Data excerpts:
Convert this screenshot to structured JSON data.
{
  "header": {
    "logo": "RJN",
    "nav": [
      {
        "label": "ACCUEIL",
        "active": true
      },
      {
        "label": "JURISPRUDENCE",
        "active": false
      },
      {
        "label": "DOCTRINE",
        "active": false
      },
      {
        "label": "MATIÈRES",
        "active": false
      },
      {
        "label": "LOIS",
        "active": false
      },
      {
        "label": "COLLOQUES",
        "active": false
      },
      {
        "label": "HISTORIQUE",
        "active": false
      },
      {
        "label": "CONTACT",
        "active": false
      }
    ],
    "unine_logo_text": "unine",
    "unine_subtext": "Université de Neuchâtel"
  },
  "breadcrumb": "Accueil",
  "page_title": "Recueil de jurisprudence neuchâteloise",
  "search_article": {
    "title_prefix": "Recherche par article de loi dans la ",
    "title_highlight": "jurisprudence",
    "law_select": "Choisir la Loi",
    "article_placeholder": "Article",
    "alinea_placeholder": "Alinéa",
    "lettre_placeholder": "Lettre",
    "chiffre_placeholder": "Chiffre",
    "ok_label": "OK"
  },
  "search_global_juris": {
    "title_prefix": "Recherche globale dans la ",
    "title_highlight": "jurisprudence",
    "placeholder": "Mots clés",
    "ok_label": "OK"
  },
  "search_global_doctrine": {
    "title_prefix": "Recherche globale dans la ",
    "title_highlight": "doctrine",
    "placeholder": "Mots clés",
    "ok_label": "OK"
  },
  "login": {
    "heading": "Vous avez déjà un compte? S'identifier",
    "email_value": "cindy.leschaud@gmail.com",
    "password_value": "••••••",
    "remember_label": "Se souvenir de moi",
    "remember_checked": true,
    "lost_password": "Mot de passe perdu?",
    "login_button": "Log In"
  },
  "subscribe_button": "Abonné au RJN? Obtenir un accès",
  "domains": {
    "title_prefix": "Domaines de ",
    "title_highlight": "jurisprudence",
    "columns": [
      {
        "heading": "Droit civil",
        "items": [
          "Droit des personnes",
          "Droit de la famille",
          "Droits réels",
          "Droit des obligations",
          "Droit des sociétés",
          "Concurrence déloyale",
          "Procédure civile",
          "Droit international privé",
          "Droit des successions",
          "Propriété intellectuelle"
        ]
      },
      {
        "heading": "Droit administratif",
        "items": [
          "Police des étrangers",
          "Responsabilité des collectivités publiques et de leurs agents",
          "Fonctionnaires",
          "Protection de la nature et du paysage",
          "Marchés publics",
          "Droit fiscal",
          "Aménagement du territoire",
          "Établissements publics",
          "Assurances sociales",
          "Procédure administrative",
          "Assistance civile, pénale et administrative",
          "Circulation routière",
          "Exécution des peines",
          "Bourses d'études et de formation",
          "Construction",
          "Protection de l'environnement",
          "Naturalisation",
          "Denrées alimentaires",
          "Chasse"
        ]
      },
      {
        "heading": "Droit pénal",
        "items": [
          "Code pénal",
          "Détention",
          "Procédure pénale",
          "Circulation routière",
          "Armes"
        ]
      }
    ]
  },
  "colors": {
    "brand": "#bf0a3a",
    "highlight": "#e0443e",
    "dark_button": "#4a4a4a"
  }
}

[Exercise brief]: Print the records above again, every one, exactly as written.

[Solution to the problem]:
Convert this screenshot to structured JSON data.
{
  "header": {
    "logo": "RJN",
    "nav": [
      {
        "label": "ACCUEIL",
        "active": true
      },
      {
        "label": "JURISPRUDENCE",
        "active": false
      },
      {
        "label": "DOCTRINE",
        "active": false
      },
      {
        "label": "MATIÈRES",
        "active": false
      },
      {
        "label": "LOIS",
        "active": false
      },
      {
        "label": "COLLOQUES",
        "active": false
      },
      {
        "label": "HISTORIQUE",
        "active": false
      },
      {
        "label": "CONTACT",
        "active": false
      }
    ],
    "unine_logo_text": "unine",
    "unine_subtext": "Université de Neuchâtel"
  },
  "breadcrumb": "Accueil",
  "page_title": "Recueil de jurisprudence neuchâteloise",
  "search_article": {
    "title_prefix": "Recherche par article de loi dans la ",
    "title_highlight": "jurisprudence",
    "law_select": "Choisir la Loi",
    "article_placeholder": "Article",
    "alinea_placeholder": "Alinéa",
    "lettre_placeholder": "Lettre",
    "chiffre_placeholder": "Chiffre",
    "ok_label": "OK"
  },
  "search_global_juris": {
    "title_prefix": "Recherche globale dans la ",
    "title_highlight": "jurisprudence",
    "placeholder": "Mots clés",
    "ok_label": "OK"
  },
  "search_global_doctrine": {
    "title_prefix": "Recherche globale dans la ",
    "title_highlight": "doctrine",
    "placeholder": "Mots clés",
    "ok_label": "OK"
  },
  "login": {
    "heading": "Vous avez déjà un compte? S'identifier",
    "email_value": "cindy.leschaud@gmail.com",
    "password_value": "••••••",
    "remember_label": "Se souvenir de moi",
    "remember_checked": true,
    "lost_password": "Mot de passe perdu?",
    "login_button": "Log In"
  },
  "subscribe_button": "Abonné au RJN? Obtenir un accès",
  "domains": {
    "title_prefix": "Domaines de ",
    "title_highlight": "jurisprudence",
    "columns": [
      {
        "heading": "Droit civil",
        "items": [
          "Droit des personnes",
          "Droit de la famille",
          "Droits réels",
          "Droit des obligations",
          "Droit des sociétés",
          "Concurrence déloyale",
          "Procédure civile",
          "Droit international privé",
          "Droit des successions",
          "Propriété intellectuelle"
        ]
      },
      {
        "heading": "Droit administratif",
        "items": [
          "Police des étrangers",
          "Responsabilité des collectivités publiques et de leurs agents",
          "Fonctionnaires",
          "Protection de la nature et du paysage",
          "Marchés publics",
          "Droit fiscal",
          "Aménagement du territoire",
          "Établissements publics",
          "Assurances sociales",
          "Procédure administrative",
          "Assistance civile, pénale et administrative",
          "Circulation routière",
          "Exécution des peines",
          "Bourses d'études et de formation",
          "Construction",
          "Protection de l'environnement",
          "Naturalisation",
          "Denrées alimentaires",
          "Chasse"
        ]
      },
      {
        "heading": "Droit pénal",
        "items": [
          "Code pénal",
          "Détention",
          "Procédure pénale",
          "Circulation routière",
          "Armes"
        ]
      }
    ]
  },
  "colors": {
    "brand": "#bf0a3a",
    "highlight": "#e0443e",
    "dark_button": "#4a4a4a"
  }
}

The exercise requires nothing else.